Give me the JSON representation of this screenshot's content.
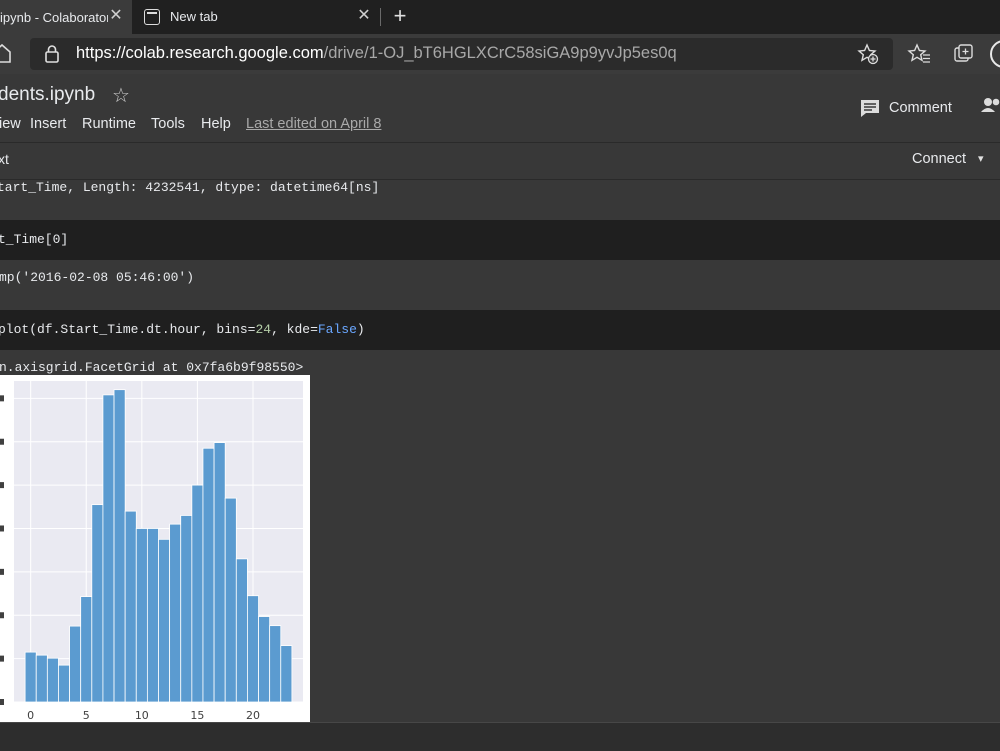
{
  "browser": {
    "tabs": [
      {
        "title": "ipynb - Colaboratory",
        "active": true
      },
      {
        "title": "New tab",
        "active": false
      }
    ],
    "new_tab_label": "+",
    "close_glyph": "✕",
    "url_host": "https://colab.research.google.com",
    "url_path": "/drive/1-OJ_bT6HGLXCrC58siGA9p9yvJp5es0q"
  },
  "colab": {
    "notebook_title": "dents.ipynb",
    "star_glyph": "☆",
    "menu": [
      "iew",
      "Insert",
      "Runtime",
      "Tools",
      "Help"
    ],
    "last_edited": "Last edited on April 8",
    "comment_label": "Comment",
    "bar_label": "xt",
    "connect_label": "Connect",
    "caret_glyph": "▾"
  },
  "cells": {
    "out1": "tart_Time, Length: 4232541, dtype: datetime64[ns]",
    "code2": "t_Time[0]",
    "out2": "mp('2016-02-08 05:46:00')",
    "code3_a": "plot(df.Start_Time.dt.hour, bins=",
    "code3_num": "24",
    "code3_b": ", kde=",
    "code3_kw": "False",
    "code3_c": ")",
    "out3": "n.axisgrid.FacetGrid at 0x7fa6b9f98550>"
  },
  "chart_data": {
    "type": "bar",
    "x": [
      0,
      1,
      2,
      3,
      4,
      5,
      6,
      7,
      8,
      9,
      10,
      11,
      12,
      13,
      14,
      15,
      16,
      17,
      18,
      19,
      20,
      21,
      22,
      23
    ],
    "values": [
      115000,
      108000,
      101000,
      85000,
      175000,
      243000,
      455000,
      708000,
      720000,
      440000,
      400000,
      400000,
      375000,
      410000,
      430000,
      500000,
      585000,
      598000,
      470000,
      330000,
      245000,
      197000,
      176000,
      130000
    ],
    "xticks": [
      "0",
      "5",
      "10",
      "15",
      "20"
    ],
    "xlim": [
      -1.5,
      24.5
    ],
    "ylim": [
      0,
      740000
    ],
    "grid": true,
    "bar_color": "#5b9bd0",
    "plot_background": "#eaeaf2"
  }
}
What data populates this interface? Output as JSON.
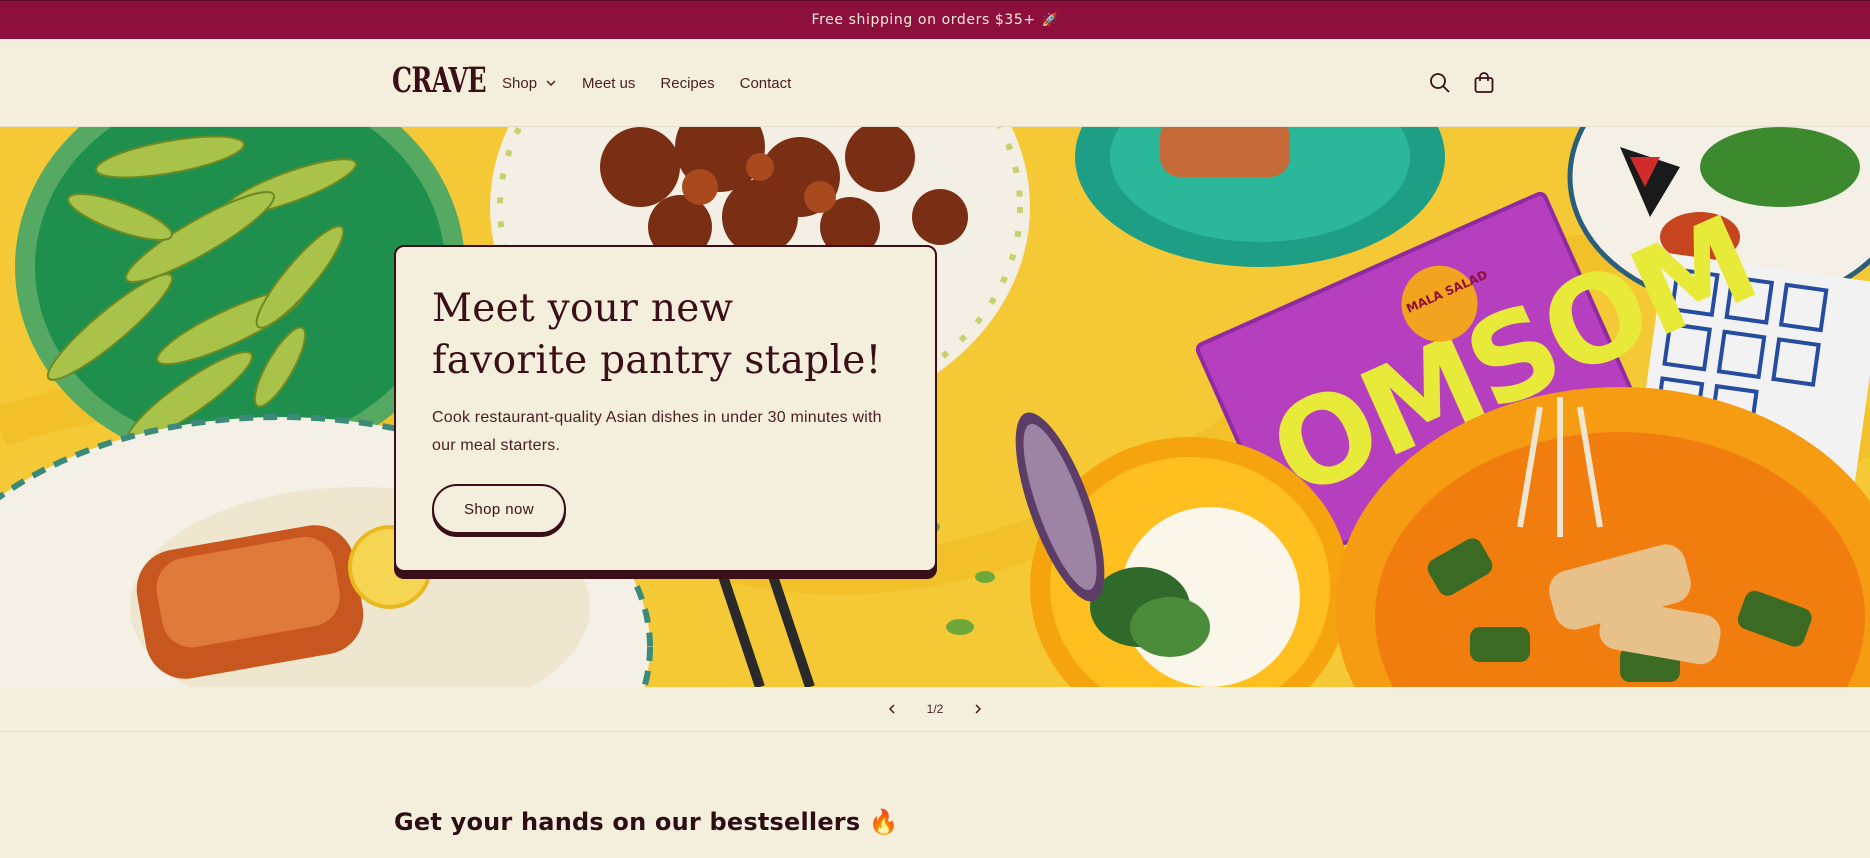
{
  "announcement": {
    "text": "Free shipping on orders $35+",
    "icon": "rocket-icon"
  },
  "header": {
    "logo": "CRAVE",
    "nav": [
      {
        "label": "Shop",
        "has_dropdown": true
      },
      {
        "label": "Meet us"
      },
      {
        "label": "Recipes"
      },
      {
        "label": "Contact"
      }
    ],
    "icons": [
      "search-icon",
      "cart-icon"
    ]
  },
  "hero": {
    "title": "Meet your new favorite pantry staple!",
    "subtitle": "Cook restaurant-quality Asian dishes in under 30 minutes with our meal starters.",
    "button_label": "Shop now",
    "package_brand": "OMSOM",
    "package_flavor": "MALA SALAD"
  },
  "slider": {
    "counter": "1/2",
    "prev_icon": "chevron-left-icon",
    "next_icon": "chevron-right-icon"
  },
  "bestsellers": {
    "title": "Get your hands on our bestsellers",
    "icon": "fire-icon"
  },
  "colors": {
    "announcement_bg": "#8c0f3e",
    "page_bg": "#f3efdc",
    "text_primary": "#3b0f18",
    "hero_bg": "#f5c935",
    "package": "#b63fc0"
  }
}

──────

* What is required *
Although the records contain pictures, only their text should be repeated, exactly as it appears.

* Response to this exercise *
Give me the JSON representation of this screenshot's content.
{
  "browser": {
    "tabs": [
      {
        "title": "ipynb - Colaboratory",
        "active": true
      },
      {
        "title": "New tab",
        "active": false
      }
    ],
    "new_tab_label": "+",
    "close_glyph": "✕",
    "url_host": "https://colab.research.google.com",
    "url_path": "/drive/1-OJ_bT6HGLXCrC58siGA9p9yvJp5es0q"
  },
  "colab": {
    "notebook_title": "dents.ipynb",
    "star_glyph": "☆",
    "menu": [
      "iew",
      "Insert",
      "Runtime",
      "Tools",
      "Help"
    ],
    "last_edited": "Last edited on April 8",
    "comment_label": "Comment",
    "bar_label": "xt",
    "connect_label": "Connect",
    "caret_glyph": "▾"
  },
  "cells": {
    "out1": "tart_Time, Length: 4232541, dtype: datetime64[ns]",
    "code2": "t_Time[0]",
    "out2": "mp('2016-02-08 05:46:00')",
    "code3_a": "plot(df.Start_Time.dt.hour, bins=",
    "code3_num": "24",
    "code3_b": ", kde=",
    "code3_kw": "False",
    "code3_c": ")",
    "out3": "n.axisgrid.FacetGrid at 0x7fa6b9f98550>"
  },
  "chart_data": {
    "type": "bar",
    "x": [
      0,
      1,
      2,
      3,
      4,
      5,
      6,
      7,
      8,
      9,
      10,
      11,
      12,
      13,
      14,
      15,
      16,
      17,
      18,
      19,
      20,
      21,
      22,
      23
    ],
    "values": [
      115000,
      108000,
      101000,
      85000,
      175000,
      243000,
      455000,
      708000,
      720000,
      440000,
      400000,
      400000,
      375000,
      410000,
      430000,
      500000,
      585000,
      598000,
      470000,
      330000,
      245000,
      197000,
      176000,
      130000
    ],
    "xticks": [
      "0",
      "5",
      "10",
      "15",
      "20"
    ],
    "xlim": [
      -1.5,
      24.5
    ],
    "ylim": [
      0,
      740000
    ],
    "grid": true,
    "bar_color": "#5b9bd0",
    "plot_background": "#eaeaf2"
  }
}
What data populates this interface? Output as JSON.
{
  "announcement": {
    "text": "Free shipping on orders $35+",
    "icon": "rocket-icon"
  },
  "header": {
    "logo": "CRAVE",
    "nav": [
      {
        "label": "Shop",
        "has_dropdown": true
      },
      {
        "label": "Meet us"
      },
      {
        "label": "Recipes"
      },
      {
        "label": "Contact"
      }
    ],
    "icons": [
      "search-icon",
      "cart-icon"
    ]
  },
  "hero": {
    "title": "Meet your new favorite pantry staple!",
    "subtitle": "Cook restaurant-quality Asian dishes in under 30 minutes with our meal starters.",
    "button_label": "Shop now",
    "package_brand": "OMSOM",
    "package_flavor": "MALA SALAD"
  },
  "slider": {
    "counter": "1/2",
    "prev_icon": "chevron-left-icon",
    "next_icon": "chevron-right-icon"
  },
  "bestsellers": {
    "title": "Get your hands on our bestsellers",
    "icon": "fire-icon"
  },
  "colors": {
    "announcement_bg": "#8c0f3e",
    "page_bg": "#f3efdc",
    "text_primary": "#3b0f18",
    "hero_bg": "#f5c935",
    "package": "#b63fc0"
  }
}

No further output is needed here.